> **Work instructions**
All lines containing the string "fugiat" must be copied from the entries.

> **Material provided**
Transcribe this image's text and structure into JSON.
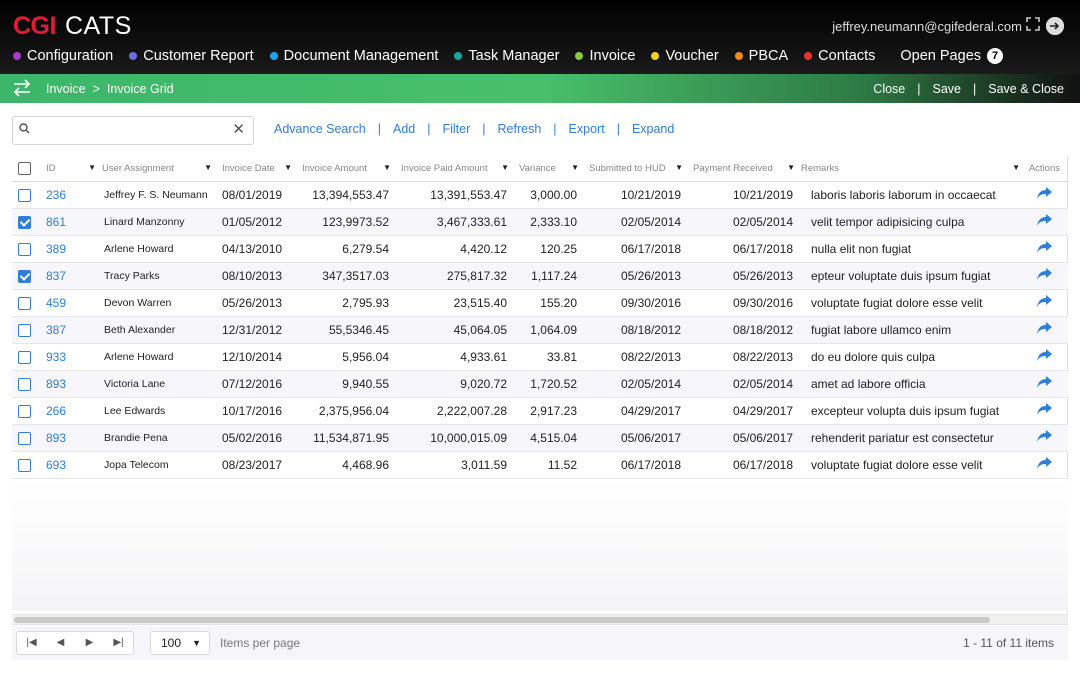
{
  "brand": {
    "logo": "CGI",
    "app": "CATS"
  },
  "user": {
    "email": "jeffrey.neumann@cgifederal.com"
  },
  "icons": {
    "expand": "expand-icon",
    "avatar": "user-avatar-icon",
    "swap": "swap-arrows-icon",
    "search": "search-icon",
    "clear": "close-icon",
    "filter": "filter-icon",
    "share": "share-arrow-icon"
  },
  "nav": [
    {
      "label": "Configuration",
      "color": "#a23dc9"
    },
    {
      "label": "Customer Report",
      "color": "#6a6ee8"
    },
    {
      "label": "Document Management",
      "color": "#1aa7ec"
    },
    {
      "label": "Task Manager",
      "color": "#16a6a0"
    },
    {
      "label": "Invoice",
      "color": "#8dc63f"
    },
    {
      "label": "Voucher",
      "color": "#f0d21b"
    },
    {
      "label": "PBCA",
      "color": "#f28c1c"
    },
    {
      "label": "Contacts",
      "color": "#e8322e"
    }
  ],
  "open_pages": {
    "label": "Open Pages",
    "count": "7"
  },
  "breadcrumb": {
    "items": [
      "Invoice",
      "Invoice Grid"
    ],
    "sep": ">"
  },
  "actions": {
    "close": "Close",
    "save": "Save",
    "save_close": "Save & Close",
    "sep": "|"
  },
  "search": {
    "placeholder": "",
    "value": ""
  },
  "toolbar": {
    "advance_search": "Advance Search",
    "add": "Add",
    "filter": "Filter",
    "refresh": "Refresh",
    "export": "Export",
    "expand": "Expand",
    "sep": "|"
  },
  "grid": {
    "columns": [
      "ID",
      "User Assignment",
      "Invoice Date",
      "Invoice Amount",
      "Invoice Paid Amount",
      "Variance",
      "Submitted to HUD",
      "Payment Received",
      "Remarks",
      "Actions"
    ],
    "rows": [
      {
        "checked": false,
        "id": "236",
        "user": "Jeffrey F. S. Neumann",
        "date": "08/01/2019",
        "amount": "13,394,553.47",
        "paid": "13,391,553.47",
        "variance": "3,000.00",
        "submitted": "10/21/2019",
        "received": "10/21/2019",
        "remarks": "laboris laboris laborum in occaecat"
      },
      {
        "checked": true,
        "id": "861",
        "user": "Linard Manzonny",
        "date": "01/05/2012",
        "amount": "123,9973.52",
        "paid": "3,467,333.61",
        "variance": "2,333.10",
        "submitted": "02/05/2014",
        "received": "02/05/2014",
        "remarks": "velit tempor adipisicing culpa"
      },
      {
        "checked": false,
        "id": "389",
        "user": "Arlene Howard",
        "date": "04/13/2010",
        "amount": "6,279.54",
        "paid": "4,420.12",
        "variance": "120.25",
        "submitted": "06/17/2018",
        "received": "06/17/2018",
        "remarks": "nulla elit non fugiat"
      },
      {
        "checked": true,
        "id": "837",
        "user": "Tracy Parks",
        "date": "08/10/2013",
        "amount": "347,3517.03",
        "paid": "275,817.32",
        "variance": "1,117.24",
        "submitted": "05/26/2013",
        "received": "05/26/2013",
        "remarks": "epteur voluptate duis ipsum fugiat"
      },
      {
        "checked": false,
        "id": "459",
        "user": "Devon Warren",
        "date": "05/26/2013",
        "amount": "2,795.93",
        "paid": "23,515.40",
        "variance": "155.20",
        "submitted": "09/30/2016",
        "received": "09/30/2016",
        "remarks": "voluptate fugiat dolore esse velit"
      },
      {
        "checked": false,
        "id": "387",
        "user": "Beth Alexander",
        "date": "12/31/2012",
        "amount": "55,5346.45",
        "paid": "45,064.05",
        "variance": "1,064.09",
        "submitted": "08/18/2012",
        "received": "08/18/2012",
        "remarks": "fugiat labore ullamco enim"
      },
      {
        "checked": false,
        "id": "933",
        "user": "Arlene Howard",
        "date": "12/10/2014",
        "amount": "5,956.04",
        "paid": "4,933.61",
        "variance": "33.81",
        "submitted": "08/22/2013",
        "received": "08/22/2013",
        "remarks": "do eu dolore quis culpa"
      },
      {
        "checked": false,
        "id": "893",
        "user": "Victoria Lane",
        "date": "07/12/2016",
        "amount": "9,940.55",
        "paid": "9,020.72",
        "variance": "1,720.52",
        "submitted": "02/05/2014",
        "received": "02/05/2014",
        "remarks": "amet ad labore officia"
      },
      {
        "checked": false,
        "id": "266",
        "user": "Lee Edwards",
        "date": "10/17/2016",
        "amount": "2,375,956.04",
        "paid": "2,222,007.28",
        "variance": "2,917.23",
        "submitted": "04/29/2017",
        "received": "04/29/2017",
        "remarks": "excepteur volupta duis ipsum fugiat"
      },
      {
        "checked": false,
        "id": "893",
        "user": "Brandie Pena",
        "date": "05/02/2016",
        "amount": "11,534,871.95",
        "paid": "10,000,015.09",
        "variance": "4,515.04",
        "submitted": "05/06/2017",
        "received": "05/06/2017",
        "remarks": "rehenderit pariatur est consectetur"
      },
      {
        "checked": false,
        "id": "693",
        "user": "Jopa Telecom",
        "date": "08/23/2017",
        "amount": "4,468.96",
        "paid": "3,011.59",
        "variance": "11.52",
        "submitted": "06/17/2018",
        "received": "06/17/2018",
        "remarks": "voluptate fugiat dolore esse velit"
      }
    ]
  },
  "pager": {
    "page_size": "100",
    "items_label": "Items per page",
    "info": "1 - 11 of 11 items"
  },
  "colors": {
    "accent": "#2f7ed8",
    "brand_red": "#e31937",
    "green": "#3cb66a"
  }
}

> **Answer to this task**
        "remarks": "nulla elit non fugiat"
        "remarks": "epteur voluptate duis ipsum fugiat"
        "remarks": "voluptate fugiat dolore esse velit"
        "remarks": "fugiat labore ullamco enim"
        "remarks": "excepteur volupta duis ipsum fugiat"
        "remarks": "voluptate fugiat dolore esse velit"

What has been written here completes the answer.